To us, being old school, a pistol or tactical rifle is an implement of war and death.
For them, it is something to protect themselves with.
I doubt it would make any difference at all to anybody that their guns are beautifully designed. That's just an artistic way for them both to de-emphasize the sinister nature of defense weapons.
Yeah, that's incorrect."Just maybe influenced jaded by old school thinking"
I'm engaged, and getting married next October.
I'm part of their generation, not yours.
If you disagree with my point of view, that's absolutely fine.
"And I don't consider etching, engraving, paint, and custom grips as "modification."
Great point! A lot of people such as myself, love the looks of firearms and don't consider them to be just a tool for personal protection. I also love the looks of engines, automotive, motorcycle and especially large diesels that are in semi's and freight trains. With the exception of freight locomotives many of those engines are decked out with chrome and stainless steel components. If you got into an accident in a vehicle and the accident was your fault would the prosecutor use the fact that you have chrome valve covers and a polished intake manifold on your engine against you? I can see if you modified the firearm mechanically such as lightening the trigger pull or some other modification that could make the firearm less safe, or an engraved message that is obviously offensive, that could be used against you. Other than the muzzle inscription on the Glock, I see nothing in those photo's that could be a problem. I'm not too crazy about the pink nail polish, but whatever floats your boat.
For me it really isn't about de-sinisterizing my rifle, I was browsing the Spike's tactical sight and noticed their AR color filled lowers and said, "I can do that and that look like more fun than studying for a final" I did the number matrix on the mag for identification that coupled with only the AR lower looked boring so I went CRAZY!!!
I'm really excited about the Beretta because that is going to be an X-mas present and my cousins favorite color combo has been black and green for at least the last 20-27 years. He is a person that will like this even more because it is this color combo. He has a rifle or two and a ruger 22cal pistol from his youth and wants a "Man Cal." pistol, but will never buy himself one. His hobby is Derby car building.
I'm curious if what we put in the cocking serrations will stay after some shooting. Hopefully this week we will get a chance to try them out
Great color matching on the CZ
I feel sad that coloring or inlaying is beginning to be frowned upon. people have been decorating their firearms for hundreds of years and if you have to keep yours blaw and impersonal that makes me sad.
I don't think guns like this should be lost to history.

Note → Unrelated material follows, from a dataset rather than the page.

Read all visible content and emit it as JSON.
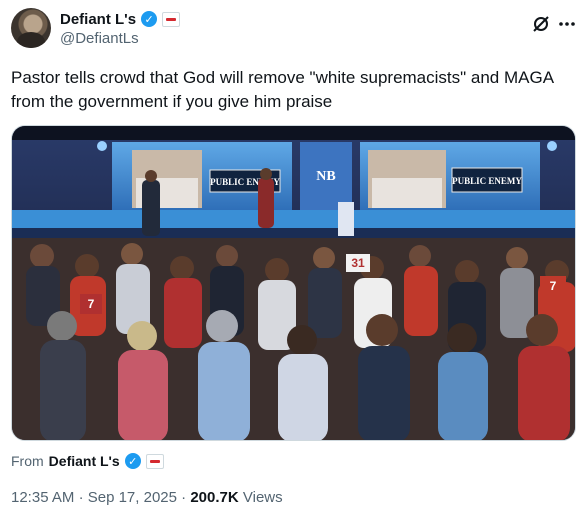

I used white paint in the roll markings on my Glock's, along with stainless steel pins, an aluminum trigger with red anodized aluminum safety. I also like to polish the flats on the slides of my stainless steel semi auto's along with polishing the controls, it gives a nice contrast with the sand blasted matte finish on the frame. I've also polished to a mirror finish my all stainless steel revolvers leaving the top and cylinder flutes matte. Scratches on a matte stainless finish stand out like a sore thumb, with a mirror finish all it takes to get rid of them is to polish them out with 1500 or 2000 grit wet or dry automotive grade sandpaper. I also like the looks of semi auto's where the frame and slide are of opposite colors black frame and stainless slide or vice versa with controls that also contrast against those components. I have a Sig 229 Equinox .40 which is a work of art straight out of the box, the only thing I did was change the grips to rosewood. But hey, it's your gun and your choice, one man's poop is another man's meat. Part of the fun of owning guns is to dress up an otherwise bland looking gun.